This is a deeply serious option, I think, to be natals, not mortals. Living by a different truth. To be natal is to see life as stronger than death. To live for joy, peace, love that transform suffering and pain. To open our hearts and minds to see the transcendent that breaks through art, enchants in music, moves in poetry, touches in the sacrament. To open our hearts and minds to a reality that is true. To joy that is something more than happiness; a hope that is more than optimism; love is more than desire.

We can understand God’s promise of life in this way: the promise that enables us to live as natals not mortals. Natals, born each moment to a life of the rich enjoyment of grace.

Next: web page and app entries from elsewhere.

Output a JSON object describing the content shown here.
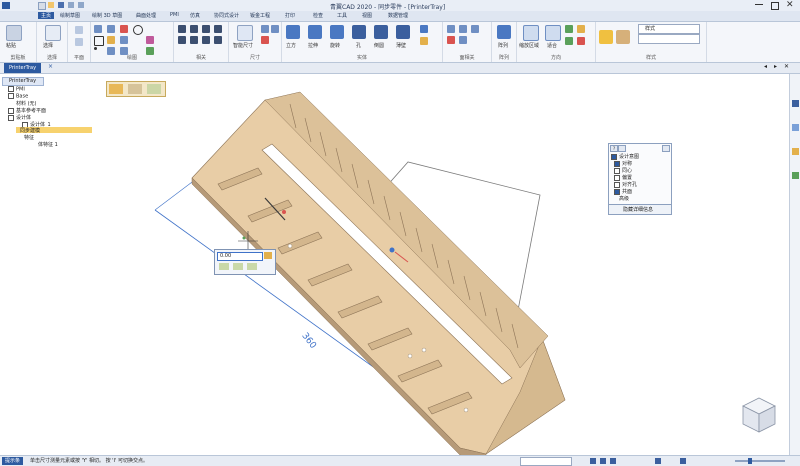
{
  "window": {
    "title": "青翼CAD 2020 - 同步零件 - [PrinterTray]",
    "controls": [
      "minimize",
      "maximize",
      "close"
    ],
    "colors": {
      "accent": "#2d5aa0",
      "part": "#e8cda6",
      "part_dark": "#b69a78"
    }
  },
  "menu": {
    "tabs": [
      "主页",
      "绘制草图",
      "绘制 3D 草图",
      "曲面处理",
      "PMI",
      "仿真",
      "协同式设计",
      "钣金工程",
      "打印",
      "检查",
      "工具",
      "视图",
      "数据管理"
    ]
  },
  "ribbon": {
    "groups": {
      "clipboard": "剪贴板",
      "select": "选择",
      "plane": "平面",
      "draw": "绘图",
      "relate": "相关",
      "dimension": "尺寸",
      "solid": "实体",
      "pattern": "面相关",
      "model": "阵列",
      "direction": "方向",
      "style": "样式"
    },
    "buttons": {
      "paste": "粘贴",
      "select": "选择",
      "smart_dimension": "智能尺寸",
      "extrude": "拉伸",
      "revolve": "旋转",
      "hole": "孔",
      "round": "倒圆",
      "thin": "薄壁",
      "box": "立方",
      "pattern": "阵列",
      "zoom_area": "缩放区域",
      "fit": "适合",
      "style_label": "样式"
    }
  },
  "document": {
    "tab_label": "PrinterTray"
  },
  "tree": {
    "root": "PrinterTray",
    "items": [
      {
        "label": "PMI"
      },
      {
        "label": "Base"
      },
      {
        "label": "材料 (无)"
      },
      {
        "label": "基本参考平面"
      },
      {
        "label": "设计体"
      },
      {
        "label": "设计体_1"
      },
      {
        "label": "同步建模"
      },
      {
        "label": "特征"
      },
      {
        "label": "体特征 1"
      }
    ]
  },
  "dimension": {
    "value_label": "360",
    "input_value": "0.00"
  },
  "design_intent": {
    "items": [
      {
        "label": "设计意图",
        "checked": true
      },
      {
        "label": "对称",
        "checked": true
      },
      {
        "label": "同心",
        "checked": false
      },
      {
        "label": "偏置",
        "checked": false
      },
      {
        "label": "对齐孔",
        "checked": false
      },
      {
        "label": "共面",
        "checked": true
      },
      {
        "label": "高级",
        "checked": false
      }
    ],
    "footer": "隐藏详细信息"
  },
  "status": {
    "tab_label": "提示条",
    "message": "单击尺寸测量元素或按 'Y' 相切。 按 'I' 可切换交点。"
  }
}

So that’s how I think the impact of the real message of Christmas continues in our lives. It comes as a revelation of God as a little baby, vulnerable in the world, born in poverty. Joy comes at Christmas, into the depths and darkness of the human condition, reminding us that God breaks down the defences we raise to provide security for ourselves. God breaks through the way we imagine things, and tells us again of love, of joy, of peace.


Throughout January the Cathedral continues its ministry with several special services. Why not come along and experience one of these traditional services?

Sunday, January 17, at 3.30pm, Epiphany carols;

Sunday, January 31, at 3.30pm, Choral Evensong for Candlemas.

All these services are sung by the Cathedral Choir, which is formed of 16 Choristers and 10 Lay Clerks. The traditional Cathedral choir has its roots centuries ago. In order to continue the tradition, St Edmundsbury Cathedral must recruit more Lay Clerks. The Lay Clerks are men who come from many different walks of life and give freely of their time. The Director of Music, James Thomas, is always keen to hear from any Altos, Tenors or Basses who could sing at the Cathedral regularly or as a deputy. There is no cathedral choir school and the boys attend many different schools, some travelling considerable distances each day to attend. Potential Choristers (from school Year 3+) are also invited to get in touch.

Further details at